:: Record extracts

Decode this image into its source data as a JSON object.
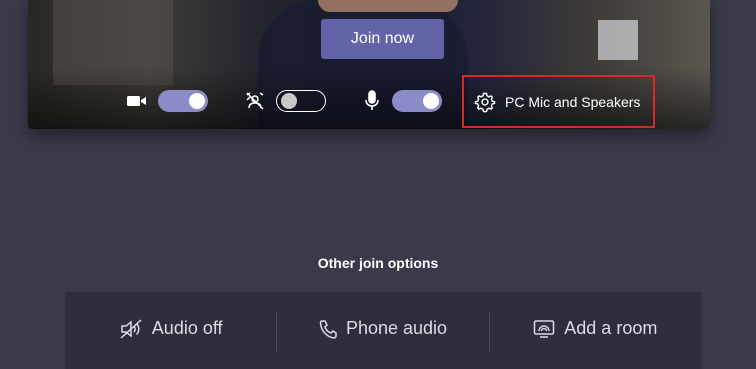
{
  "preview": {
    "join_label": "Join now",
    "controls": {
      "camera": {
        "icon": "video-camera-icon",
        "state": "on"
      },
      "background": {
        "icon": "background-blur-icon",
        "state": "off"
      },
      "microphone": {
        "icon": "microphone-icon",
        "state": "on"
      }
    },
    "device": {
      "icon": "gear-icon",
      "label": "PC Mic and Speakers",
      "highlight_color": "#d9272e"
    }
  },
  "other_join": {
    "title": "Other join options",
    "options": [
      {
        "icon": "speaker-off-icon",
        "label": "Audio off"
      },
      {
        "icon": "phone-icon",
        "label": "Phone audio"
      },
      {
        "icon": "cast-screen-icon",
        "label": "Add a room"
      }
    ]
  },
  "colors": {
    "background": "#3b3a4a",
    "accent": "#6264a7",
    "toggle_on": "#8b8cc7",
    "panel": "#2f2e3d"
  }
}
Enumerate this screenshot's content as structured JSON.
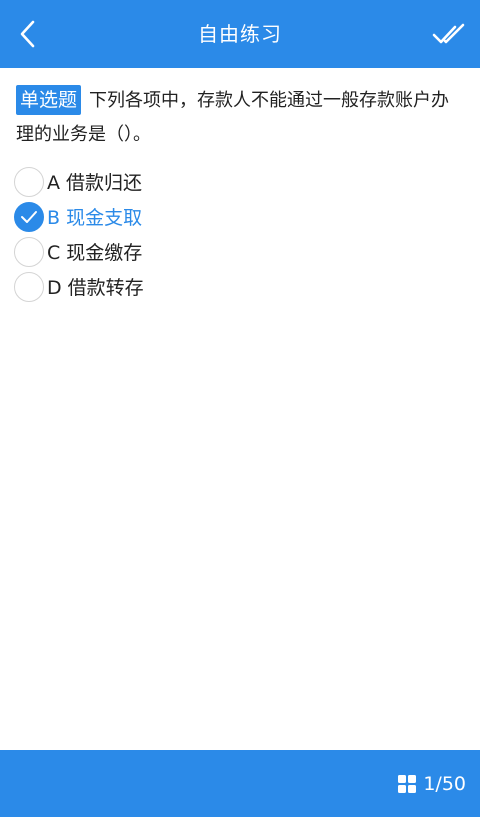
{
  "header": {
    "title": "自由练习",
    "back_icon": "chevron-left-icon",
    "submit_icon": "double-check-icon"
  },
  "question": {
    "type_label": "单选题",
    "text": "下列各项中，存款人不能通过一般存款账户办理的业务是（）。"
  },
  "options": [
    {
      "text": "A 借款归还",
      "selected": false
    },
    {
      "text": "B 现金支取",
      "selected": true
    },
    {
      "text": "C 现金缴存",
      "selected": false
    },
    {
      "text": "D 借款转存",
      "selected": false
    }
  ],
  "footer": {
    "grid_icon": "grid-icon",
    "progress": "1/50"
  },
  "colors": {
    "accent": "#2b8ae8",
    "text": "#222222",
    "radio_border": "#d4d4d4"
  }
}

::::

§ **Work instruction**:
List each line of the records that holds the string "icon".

§ **Task answer**:
        "icon": "video-camera-icon",
        "icon": "background-blur-icon",
        "icon": "microphone-icon",
      "icon": "gear-icon",
        "icon": "speaker-off-icon",
        "icon": "phone-icon",
        "icon": "cast-screen-icon",
    "back_icon": "chevron-left-icon",
    "submit_icon": "double-check-icon"
    "grid_icon": "grid-icon",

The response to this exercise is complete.